When life gives you lemon you're apparently supposed to make lemonade. However I've found the best way to make a smoothie is with whatever is in the fruit bowl. I never buy them from shops because there is always something in them that I don't like so the best way is to make it myself! Again this is another excellent way of getting some of my recommended portions of fruit and vegetables when finding the time to eat enough fruit can be difficult. In 5 minutes I can have a fruit smoothie which is really convenient, especially to throw in my water bottle and walk up to the tube station with on a morning! I'm certainly no expert on making smoothies and have really just played it by ear so far.
The first smoothie I made was banana and strawberry - my two favourite fruits! I just peeled the banana, washed the strawberries and threw them in the blender along with a big scoop of ice cream and some milk. The blender took just seconds to blend it into a drinkable form and from there all I had to do was remove the jug and pour into glasses.
I like to drink orange juice a lot so I've found that orange smoothies are a good energy boosting, healthy alternative. I unpeel an orange and banana, de-core and peel and apple and add them to the blender. Apple takes longer to blend so I cut it into small chunks first and give it at least 20 seconds. I then add some water and pure orange juice (just the cheap stuff from a carton) to water it down and make it more liquidy.
And a nice Mojito..,
One of the best things about this particular model is that it has an ice crusher. This means that it's really useful for cocktails. After putting together all the ingredients I fill the blender halfway with ice cubes. Then I pour the rum mixture and add the soda. The blender then grinds the ice, making a refreshing Mojito - my favourite! The taste is smooth and the ice is perfectly crushed. I find it's better to do it this way that crushing the ice separately - it just ends up round the edges if I do that. I don't really know what to do with the mint though so I generally leave that out and add it at the end just to make the drink look pretty!
= Cost =
£39.99 to me seemed decent value for a good blender. We bought it from Comet but it can also be found in Argos and many online shops. Of course you can pick up a blender for as cheap as £15 but I'd have concerns over durability, and as low as £5 for a handheld one but they're a bit too messy for me! Conversely, I have also seen blenders up to £100 but couldn't quite work out what super tricks they could do that this one couldn't!
= How to clean it =
The benefit of having few parts is that cleaning isn't time consuming. I can also safely say that every last trace of food or drink can be removed from every little nook and cranny very easily before putting the parts back together. The blades are removable and I just introduce those and the jug into to my normal washing up and make sure I'm careful not to cut myself on the blade with a long handled washing up brush.
= Summary =

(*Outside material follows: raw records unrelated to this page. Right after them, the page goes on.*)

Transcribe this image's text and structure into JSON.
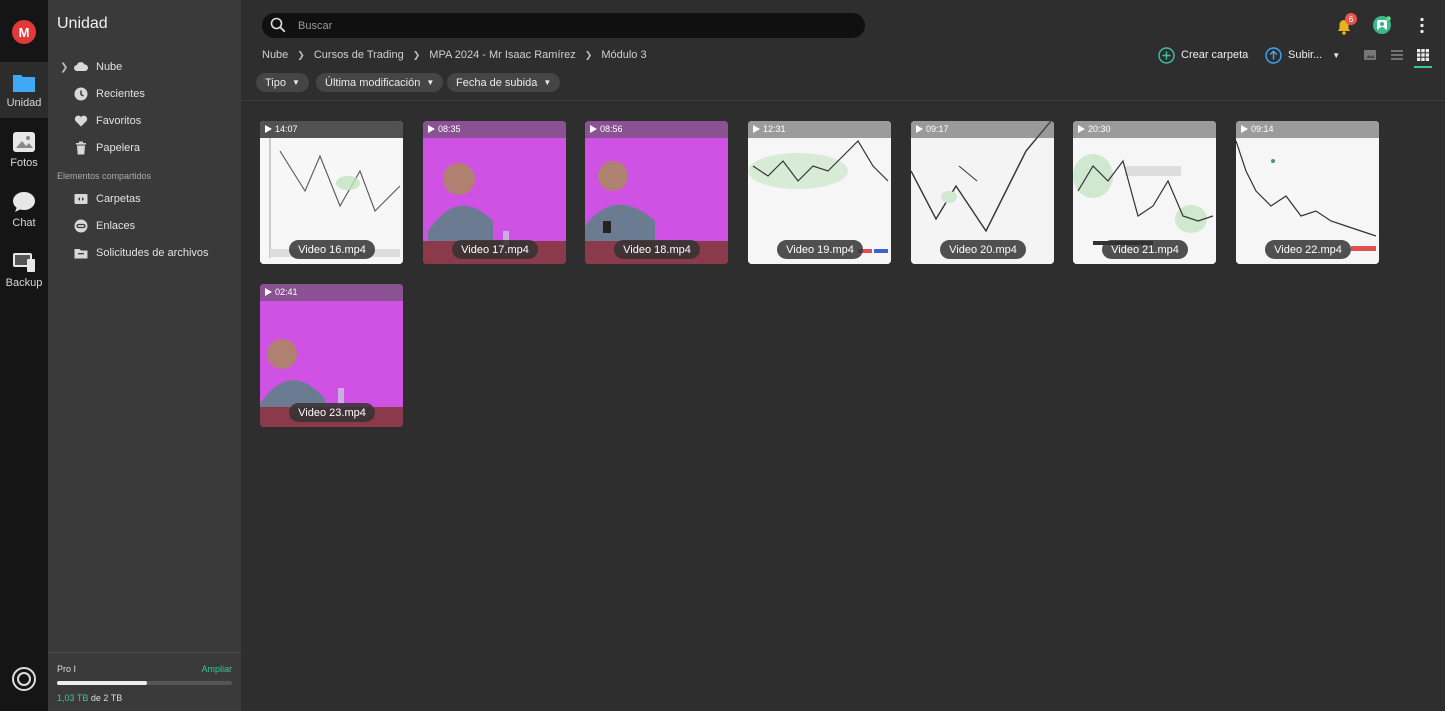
{
  "rail": {
    "logo": "M",
    "items": [
      {
        "label": "Unidad",
        "icon": "folder-icon"
      },
      {
        "label": "Fotos",
        "icon": "photo-icon"
      },
      {
        "label": "Chat",
        "icon": "chat-icon"
      },
      {
        "label": "Backup",
        "icon": "backup-icon"
      }
    ]
  },
  "sidebar": {
    "title": "Unidad",
    "items": [
      {
        "label": "Nube",
        "icon": "cloud-icon"
      },
      {
        "label": "Recientes",
        "icon": "clock-icon"
      },
      {
        "label": "Favoritos",
        "icon": "heart-icon"
      },
      {
        "label": "Papelera",
        "icon": "trash-icon"
      }
    ],
    "shared_section": "Elementos compartidos",
    "shared_items": [
      {
        "label": "Carpetas",
        "icon": "shared-folder-icon"
      },
      {
        "label": "Enlaces",
        "icon": "link-icon"
      },
      {
        "label": "Solicitudes de archivos",
        "icon": "file-request-icon"
      }
    ],
    "storage": {
      "plan": "Pro I",
      "upgrade": "Ampliar",
      "used": "1,03 TB",
      "of": " de 2 TB",
      "fraction": 0.515
    }
  },
  "topbar": {
    "search_placeholder": "Buscar",
    "notifications_count": "6"
  },
  "breadcrumb": [
    "Nube",
    "Cursos de Trading",
    "MPA 2024 - Mr Isaac Ramírez",
    "Módulo 3"
  ],
  "actions": {
    "create_folder": "Crear carpeta",
    "upload": "Subir..."
  },
  "filters": [
    "Tipo",
    "Última modificación",
    "Fecha de subida"
  ],
  "files": [
    {
      "name": "Video 16.mp4",
      "duration": "14:07",
      "thumb": "chart"
    },
    {
      "name": "Video 17.mp4",
      "duration": "08:35",
      "thumb": "person"
    },
    {
      "name": "Video 18.mp4",
      "duration": "08:56",
      "thumb": "person"
    },
    {
      "name": "Video 19.mp4",
      "duration": "12:31",
      "thumb": "chart"
    },
    {
      "name": "Video 20.mp4",
      "duration": "09:17",
      "thumb": "chart"
    },
    {
      "name": "Video 21.mp4",
      "duration": "20:30",
      "thumb": "chart"
    },
    {
      "name": "Video 22.mp4",
      "duration": "09:14",
      "thumb": "chart"
    },
    {
      "name": "Video 23.mp4",
      "duration": "02:41",
      "thumb": "person"
    }
  ],
  "colors": {
    "accent": "#39c5a0",
    "logo": "#e03a3a",
    "thumb_purple": "#d154e6"
  }
}
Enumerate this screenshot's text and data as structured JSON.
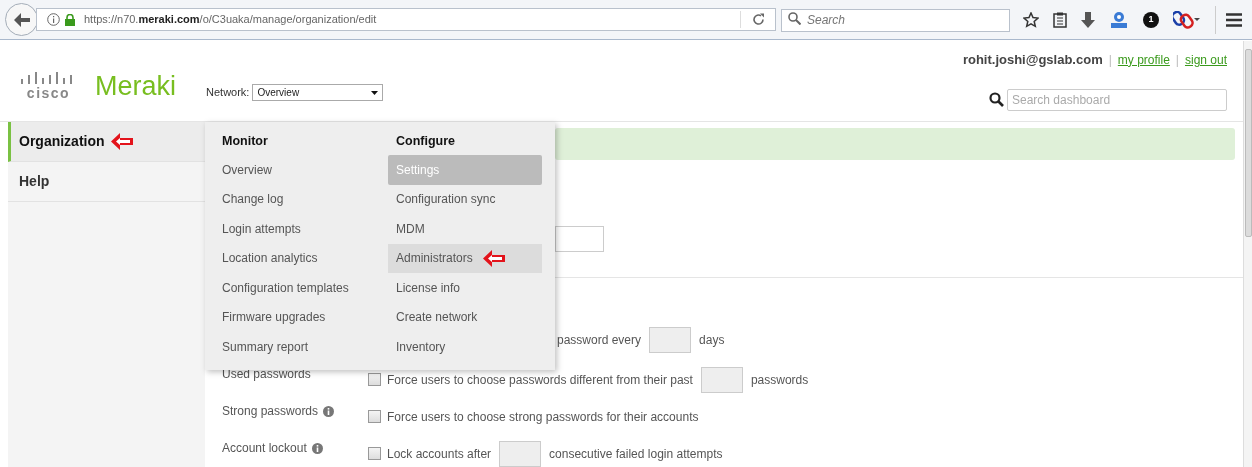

Overall I would definitely recommend this product to anyone who wants a durable and powerful blender. It's an effective product, very easy to assemble and blends effortlessly whether you want to make smoothies, soups or cocktails! It is quite loud like any other blender but luckily only needs to be switched on for short periods of time! It's done everything I've wanted from it without fail and is a very versatile machine. I've done my research on the market and think I have definitely made the right choice in my first blender. 4/5 from me!
Short name: Philips HR2160/50